Did anyone out there heavily invest in the DCC format? I think that was better named DOA and it was
only in-market a couple of years. So I'd bet, little if anything worth preserving exclusively in DCC
format. Minidisc is another matter. I believe machines are still made by a few companies, in fact
Sony introduced a "pro" version that would record un-lossy audio a few years ago. But it'll get
submerged fast now that flash recorders have taken over and come down in price.
I really like my M-Audio MicroTrak II, by the way. Nice little unit, handy like an old Sony Pressman
but much better sound quality. Good battery life. Tiny and light. No, I wouldn't use it for making
for-release orchestral recordings but it's fine for anything you'd have used a portable cassette
recorder for and more.
-- Tom Fine
----- Original Message -----
From: "Richard L. Hess" <arclists@xxxxxxxxxxxxxxx>
Sent: Tuesday, April 15, 2008 12:15 PM
Subject: Re: [ARSCLIST] Digital Audio Preservation Question
At 12:56 PM 2008-04-14, Don Cox wrote:
I suspect the biggest audio problem in the future will be DAT.
There is good and bad news in this regard.
Good: We are finding that by and large DAT tapes are lasting longer than expected and, with care,
so are the head drums.
Bad: Machines are more-or-less out of production.
Bad: It is an officially dead format as far as I can tell -- or if a machine is available it's an
Coupled with this are the DTRS tapes (8 mm video tapes with typically eight audio channels on
them--Tascam DA88, etc.) and ADAT tapes (SVHS tapes with typically eight audio channels on
them--Alesis, Studer, etc.)
In addition are some Akai 12-track analog cassette tapes and perhaps some other vendor specific
analog and digital "porta-studio" tapes.
Also, I would suggest that MiniDisc is also going to be there soon and DCC (Digital Compact
Cassette) is there already.
The Elcaset is not a huge risk as we can fairly easily pull the tape out of the cassette and play
it on a reel-to-reel machine as I do with 8-tracks, RCA Sound Tape cartridges, and other formats.
Richard L. Hess email: richard@xxxxxxxxxxxxxxx

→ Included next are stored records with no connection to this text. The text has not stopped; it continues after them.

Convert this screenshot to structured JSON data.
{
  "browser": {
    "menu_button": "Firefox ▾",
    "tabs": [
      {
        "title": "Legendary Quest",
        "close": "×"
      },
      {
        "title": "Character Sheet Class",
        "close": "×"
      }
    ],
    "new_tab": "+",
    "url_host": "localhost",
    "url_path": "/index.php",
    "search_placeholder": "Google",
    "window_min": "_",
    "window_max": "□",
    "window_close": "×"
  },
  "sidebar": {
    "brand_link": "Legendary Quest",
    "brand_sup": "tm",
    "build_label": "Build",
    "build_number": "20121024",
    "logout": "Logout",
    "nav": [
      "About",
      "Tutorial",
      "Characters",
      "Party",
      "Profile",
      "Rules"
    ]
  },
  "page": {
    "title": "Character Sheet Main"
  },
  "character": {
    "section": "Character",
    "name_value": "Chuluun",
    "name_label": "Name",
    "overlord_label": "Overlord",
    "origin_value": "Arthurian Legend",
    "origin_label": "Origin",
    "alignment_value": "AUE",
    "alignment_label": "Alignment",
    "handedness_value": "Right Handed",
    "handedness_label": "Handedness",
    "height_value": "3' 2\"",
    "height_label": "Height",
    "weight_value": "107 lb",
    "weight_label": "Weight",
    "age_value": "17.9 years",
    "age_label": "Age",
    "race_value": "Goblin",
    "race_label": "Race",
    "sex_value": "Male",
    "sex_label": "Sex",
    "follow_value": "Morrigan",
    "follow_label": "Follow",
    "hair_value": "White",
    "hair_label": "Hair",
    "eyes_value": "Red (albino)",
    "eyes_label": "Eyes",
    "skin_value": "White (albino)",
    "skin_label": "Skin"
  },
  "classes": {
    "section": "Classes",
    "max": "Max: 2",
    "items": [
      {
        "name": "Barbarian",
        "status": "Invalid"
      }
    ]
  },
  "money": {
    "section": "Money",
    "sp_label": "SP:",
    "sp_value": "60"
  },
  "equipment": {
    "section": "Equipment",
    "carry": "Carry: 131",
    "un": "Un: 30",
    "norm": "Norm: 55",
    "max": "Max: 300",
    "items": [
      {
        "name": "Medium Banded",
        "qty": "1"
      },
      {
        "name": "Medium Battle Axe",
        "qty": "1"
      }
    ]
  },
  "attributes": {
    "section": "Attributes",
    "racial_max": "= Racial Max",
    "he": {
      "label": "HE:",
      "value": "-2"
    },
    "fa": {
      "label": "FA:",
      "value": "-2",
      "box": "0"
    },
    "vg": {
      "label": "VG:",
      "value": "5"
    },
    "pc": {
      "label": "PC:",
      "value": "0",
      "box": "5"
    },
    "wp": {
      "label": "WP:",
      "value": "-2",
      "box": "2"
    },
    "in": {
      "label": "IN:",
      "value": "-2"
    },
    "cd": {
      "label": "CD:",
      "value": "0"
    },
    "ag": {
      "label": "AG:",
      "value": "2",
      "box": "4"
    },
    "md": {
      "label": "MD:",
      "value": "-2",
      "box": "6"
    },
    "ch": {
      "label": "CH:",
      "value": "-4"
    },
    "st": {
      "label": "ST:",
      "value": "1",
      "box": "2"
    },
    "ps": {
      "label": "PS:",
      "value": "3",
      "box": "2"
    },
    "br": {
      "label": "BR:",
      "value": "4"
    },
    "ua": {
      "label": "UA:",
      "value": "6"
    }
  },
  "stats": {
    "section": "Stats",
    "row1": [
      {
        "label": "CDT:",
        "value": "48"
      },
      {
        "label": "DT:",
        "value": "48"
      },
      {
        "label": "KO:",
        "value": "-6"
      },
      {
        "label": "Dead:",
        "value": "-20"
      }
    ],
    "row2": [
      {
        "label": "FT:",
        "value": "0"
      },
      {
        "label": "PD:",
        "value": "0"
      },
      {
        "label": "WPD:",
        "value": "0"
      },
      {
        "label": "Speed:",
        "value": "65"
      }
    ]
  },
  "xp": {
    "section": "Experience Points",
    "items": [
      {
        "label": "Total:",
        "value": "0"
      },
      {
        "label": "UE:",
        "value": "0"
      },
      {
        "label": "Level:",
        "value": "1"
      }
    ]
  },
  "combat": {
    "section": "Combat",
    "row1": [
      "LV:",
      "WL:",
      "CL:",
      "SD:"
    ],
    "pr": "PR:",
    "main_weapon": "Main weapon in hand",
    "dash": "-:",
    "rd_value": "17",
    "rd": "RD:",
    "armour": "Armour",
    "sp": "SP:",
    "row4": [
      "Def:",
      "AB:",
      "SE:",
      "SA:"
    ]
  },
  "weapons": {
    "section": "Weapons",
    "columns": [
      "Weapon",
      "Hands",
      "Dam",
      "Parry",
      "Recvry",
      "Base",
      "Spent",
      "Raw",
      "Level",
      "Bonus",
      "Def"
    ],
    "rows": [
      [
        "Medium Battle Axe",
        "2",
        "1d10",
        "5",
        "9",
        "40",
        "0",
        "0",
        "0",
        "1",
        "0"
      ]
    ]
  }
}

Aurora, Ontario, Canada (905) 713 6733 1-877-TAPE-FIX
Detailed contact information: http://www.richardhess.com/tape/contact.htm
Quality tape transfers -- even from hard-to-play tapes.